Why it matters: A brutal offensive by Syrian dictator Bashar al-Assad and his Russian patrons has forced more than 1 million civilians to flee toward the Turkish border, infuriating Erdogan and bringing Turkey to the brink of direct military conflict with Russia. The ceasefire, which is set to go into effect at midnight, is aimed at cooling geopolitical tensions and halting what is already a massive humanitarian crisis.
The big picture: Syria's campaign to retake the final rebel strongholds in Idlib — backed by Russian strikes on schools, hospitals and homes — has exacerbated the Syrian refugee crisis to one of its worst points in the nine-year civil war.
- Forced to deal with the wave of refugees heading to the Turkish border, Erdogan announced last Saturday that he would open Turkey's borders with Europe — claiming that his country cannot sustain more than the 3.6 million Syrian refugees it already hosts.
- Greece has taken a hard line as refugees have massed at its border with Turkey, with the government deploying the army and announcing that it would not accept asylum applications for at least a month.
- The European Union — still grappling with the ramifications of the 2015 migrant crisis — has said it will support Greece's decision.
Between the lines: The EU, long a champion of tolerance and promoter of asylum laws, is facing a difficult balancing act as it seeks to secure its borders while avoiding the appearance of hypocrisy.
- It must attempt to do so while also assuaging the concerns of Turkey, which has fostered deeper ties with Russia in recent years.

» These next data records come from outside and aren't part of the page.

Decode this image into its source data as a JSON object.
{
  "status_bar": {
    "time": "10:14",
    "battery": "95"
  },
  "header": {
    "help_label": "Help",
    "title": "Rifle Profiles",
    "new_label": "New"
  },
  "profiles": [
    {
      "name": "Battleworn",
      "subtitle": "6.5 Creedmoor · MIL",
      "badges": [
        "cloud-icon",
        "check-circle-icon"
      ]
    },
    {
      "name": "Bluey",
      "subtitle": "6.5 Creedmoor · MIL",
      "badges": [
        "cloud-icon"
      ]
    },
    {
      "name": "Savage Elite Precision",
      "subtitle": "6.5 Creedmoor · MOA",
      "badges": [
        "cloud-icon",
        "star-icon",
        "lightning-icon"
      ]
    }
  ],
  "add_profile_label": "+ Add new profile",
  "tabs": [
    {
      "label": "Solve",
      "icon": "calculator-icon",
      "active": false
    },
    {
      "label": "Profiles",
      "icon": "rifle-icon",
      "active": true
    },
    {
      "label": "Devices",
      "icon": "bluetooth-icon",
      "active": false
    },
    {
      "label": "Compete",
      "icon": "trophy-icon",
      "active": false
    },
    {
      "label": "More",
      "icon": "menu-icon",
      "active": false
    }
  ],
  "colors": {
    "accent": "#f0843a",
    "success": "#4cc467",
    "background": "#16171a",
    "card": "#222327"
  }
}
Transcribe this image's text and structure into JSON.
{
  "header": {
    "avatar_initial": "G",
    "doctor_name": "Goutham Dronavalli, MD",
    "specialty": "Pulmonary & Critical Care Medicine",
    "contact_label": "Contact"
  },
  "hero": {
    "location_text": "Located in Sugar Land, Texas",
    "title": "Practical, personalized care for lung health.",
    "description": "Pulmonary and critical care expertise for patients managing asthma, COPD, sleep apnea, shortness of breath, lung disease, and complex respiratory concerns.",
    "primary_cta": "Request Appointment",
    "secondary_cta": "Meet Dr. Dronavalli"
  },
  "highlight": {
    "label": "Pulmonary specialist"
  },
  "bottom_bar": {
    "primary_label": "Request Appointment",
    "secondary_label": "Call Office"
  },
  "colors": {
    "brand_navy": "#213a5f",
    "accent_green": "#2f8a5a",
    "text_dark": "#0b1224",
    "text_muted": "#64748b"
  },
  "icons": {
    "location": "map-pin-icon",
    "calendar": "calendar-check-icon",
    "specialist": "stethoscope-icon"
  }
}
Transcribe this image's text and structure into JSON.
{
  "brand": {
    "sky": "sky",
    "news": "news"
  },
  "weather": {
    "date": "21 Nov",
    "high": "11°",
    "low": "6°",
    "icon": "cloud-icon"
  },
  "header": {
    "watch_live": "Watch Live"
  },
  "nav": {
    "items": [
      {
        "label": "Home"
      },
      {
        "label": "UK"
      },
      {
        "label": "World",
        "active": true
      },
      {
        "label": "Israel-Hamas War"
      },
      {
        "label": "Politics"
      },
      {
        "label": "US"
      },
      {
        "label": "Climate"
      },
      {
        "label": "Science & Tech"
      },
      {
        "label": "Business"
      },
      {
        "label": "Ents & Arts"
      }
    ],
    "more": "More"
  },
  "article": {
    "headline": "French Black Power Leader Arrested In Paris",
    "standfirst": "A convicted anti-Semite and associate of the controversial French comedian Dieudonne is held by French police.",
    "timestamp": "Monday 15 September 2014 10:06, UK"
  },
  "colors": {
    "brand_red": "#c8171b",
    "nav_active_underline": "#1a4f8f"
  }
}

- Putin, meanwhile, must attempt to keep his support for Assad from pushing Turkey fully back into the NATO fold.